Action item |
In the records below, work out how many lines hold the word "java". Report the number alone.
────
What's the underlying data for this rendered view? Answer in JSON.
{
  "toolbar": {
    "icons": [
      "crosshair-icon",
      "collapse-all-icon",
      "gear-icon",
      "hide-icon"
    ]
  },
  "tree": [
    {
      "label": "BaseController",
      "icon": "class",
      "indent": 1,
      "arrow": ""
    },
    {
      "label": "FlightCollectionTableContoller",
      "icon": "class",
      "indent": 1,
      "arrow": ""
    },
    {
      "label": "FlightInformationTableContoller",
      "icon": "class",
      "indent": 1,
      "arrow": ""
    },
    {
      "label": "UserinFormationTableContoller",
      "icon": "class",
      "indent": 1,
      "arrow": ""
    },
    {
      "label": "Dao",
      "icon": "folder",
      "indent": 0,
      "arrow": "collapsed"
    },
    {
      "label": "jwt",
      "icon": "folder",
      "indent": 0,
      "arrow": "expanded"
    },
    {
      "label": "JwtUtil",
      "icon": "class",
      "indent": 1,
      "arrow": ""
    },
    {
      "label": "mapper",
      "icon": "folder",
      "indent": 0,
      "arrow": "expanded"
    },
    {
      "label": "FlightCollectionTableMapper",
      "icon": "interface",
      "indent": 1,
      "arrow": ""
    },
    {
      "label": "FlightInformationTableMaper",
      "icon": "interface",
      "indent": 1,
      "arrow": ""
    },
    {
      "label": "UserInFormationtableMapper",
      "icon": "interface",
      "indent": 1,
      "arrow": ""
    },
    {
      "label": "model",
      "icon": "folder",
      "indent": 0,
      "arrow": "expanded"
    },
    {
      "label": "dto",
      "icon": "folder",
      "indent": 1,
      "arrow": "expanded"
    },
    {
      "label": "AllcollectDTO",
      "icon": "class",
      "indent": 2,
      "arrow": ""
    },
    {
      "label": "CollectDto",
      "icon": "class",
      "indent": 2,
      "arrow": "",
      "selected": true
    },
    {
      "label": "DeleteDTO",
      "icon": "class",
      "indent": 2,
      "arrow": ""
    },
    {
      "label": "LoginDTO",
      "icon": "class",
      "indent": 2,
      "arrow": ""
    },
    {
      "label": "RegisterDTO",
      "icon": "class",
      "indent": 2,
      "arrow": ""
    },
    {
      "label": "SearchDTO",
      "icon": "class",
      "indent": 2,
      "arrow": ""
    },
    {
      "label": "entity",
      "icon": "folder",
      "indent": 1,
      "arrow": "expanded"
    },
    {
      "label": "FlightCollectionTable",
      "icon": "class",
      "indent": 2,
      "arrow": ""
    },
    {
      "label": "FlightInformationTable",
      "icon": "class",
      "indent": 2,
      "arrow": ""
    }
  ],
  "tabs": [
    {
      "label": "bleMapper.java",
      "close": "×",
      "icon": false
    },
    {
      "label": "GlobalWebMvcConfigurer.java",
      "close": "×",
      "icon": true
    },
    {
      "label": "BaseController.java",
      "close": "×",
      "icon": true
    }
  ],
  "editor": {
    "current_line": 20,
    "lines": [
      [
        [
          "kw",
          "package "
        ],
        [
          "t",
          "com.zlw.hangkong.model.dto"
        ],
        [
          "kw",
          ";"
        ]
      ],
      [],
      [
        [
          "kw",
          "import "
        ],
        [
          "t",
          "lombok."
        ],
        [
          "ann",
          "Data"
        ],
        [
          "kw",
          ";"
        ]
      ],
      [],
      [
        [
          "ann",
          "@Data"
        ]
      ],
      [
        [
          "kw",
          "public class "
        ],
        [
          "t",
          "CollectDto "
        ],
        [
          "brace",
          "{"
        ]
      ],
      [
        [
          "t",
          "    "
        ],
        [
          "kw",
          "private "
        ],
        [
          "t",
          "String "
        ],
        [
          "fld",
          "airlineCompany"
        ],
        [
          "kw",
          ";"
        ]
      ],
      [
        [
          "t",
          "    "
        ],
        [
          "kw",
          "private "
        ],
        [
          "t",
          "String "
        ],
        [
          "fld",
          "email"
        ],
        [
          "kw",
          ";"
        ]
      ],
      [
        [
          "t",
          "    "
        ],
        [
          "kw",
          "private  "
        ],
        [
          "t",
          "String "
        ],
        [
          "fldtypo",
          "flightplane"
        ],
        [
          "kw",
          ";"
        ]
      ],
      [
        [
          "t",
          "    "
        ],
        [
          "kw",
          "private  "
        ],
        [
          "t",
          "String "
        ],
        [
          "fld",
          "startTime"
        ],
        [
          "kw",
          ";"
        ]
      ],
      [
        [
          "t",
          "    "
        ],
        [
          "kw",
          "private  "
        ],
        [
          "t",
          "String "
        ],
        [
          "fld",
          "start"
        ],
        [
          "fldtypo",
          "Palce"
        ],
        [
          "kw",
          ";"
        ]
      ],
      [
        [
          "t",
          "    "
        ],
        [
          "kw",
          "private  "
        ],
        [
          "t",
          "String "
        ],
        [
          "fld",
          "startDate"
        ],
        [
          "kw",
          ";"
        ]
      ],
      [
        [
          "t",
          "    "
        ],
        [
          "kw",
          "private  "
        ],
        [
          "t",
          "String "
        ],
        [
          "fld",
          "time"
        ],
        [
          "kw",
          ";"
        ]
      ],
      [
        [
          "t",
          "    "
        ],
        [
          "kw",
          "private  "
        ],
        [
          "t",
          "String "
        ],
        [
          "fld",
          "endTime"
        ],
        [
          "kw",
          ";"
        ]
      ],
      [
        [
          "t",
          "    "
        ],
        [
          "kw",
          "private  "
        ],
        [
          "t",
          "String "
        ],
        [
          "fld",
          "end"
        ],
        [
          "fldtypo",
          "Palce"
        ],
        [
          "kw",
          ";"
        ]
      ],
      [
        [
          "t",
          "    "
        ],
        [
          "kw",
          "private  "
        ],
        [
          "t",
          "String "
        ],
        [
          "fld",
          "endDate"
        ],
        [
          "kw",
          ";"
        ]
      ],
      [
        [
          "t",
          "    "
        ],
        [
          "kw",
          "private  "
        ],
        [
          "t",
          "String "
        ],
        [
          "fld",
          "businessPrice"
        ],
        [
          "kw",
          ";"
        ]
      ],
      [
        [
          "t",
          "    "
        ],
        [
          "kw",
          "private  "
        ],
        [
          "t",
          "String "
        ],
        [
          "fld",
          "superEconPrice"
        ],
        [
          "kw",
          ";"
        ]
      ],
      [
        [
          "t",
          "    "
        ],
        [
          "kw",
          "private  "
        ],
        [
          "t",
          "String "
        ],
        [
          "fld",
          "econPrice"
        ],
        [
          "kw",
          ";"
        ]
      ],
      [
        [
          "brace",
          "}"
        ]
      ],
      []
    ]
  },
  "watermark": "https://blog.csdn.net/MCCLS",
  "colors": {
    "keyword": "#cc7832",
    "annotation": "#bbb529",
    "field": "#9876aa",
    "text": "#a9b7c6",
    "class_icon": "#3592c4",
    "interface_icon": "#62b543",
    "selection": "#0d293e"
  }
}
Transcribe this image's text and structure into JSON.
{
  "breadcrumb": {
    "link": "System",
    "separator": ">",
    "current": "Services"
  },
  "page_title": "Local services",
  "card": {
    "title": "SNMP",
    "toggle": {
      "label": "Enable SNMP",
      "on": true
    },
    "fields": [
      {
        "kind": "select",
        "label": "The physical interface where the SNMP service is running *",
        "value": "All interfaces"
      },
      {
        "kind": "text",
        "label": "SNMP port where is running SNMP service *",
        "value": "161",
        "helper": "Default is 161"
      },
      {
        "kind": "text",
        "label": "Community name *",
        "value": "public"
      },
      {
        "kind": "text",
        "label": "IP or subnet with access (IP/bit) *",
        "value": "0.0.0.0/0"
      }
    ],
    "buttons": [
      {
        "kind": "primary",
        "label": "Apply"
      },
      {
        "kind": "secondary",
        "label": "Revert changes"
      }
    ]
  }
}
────
Your solution |
3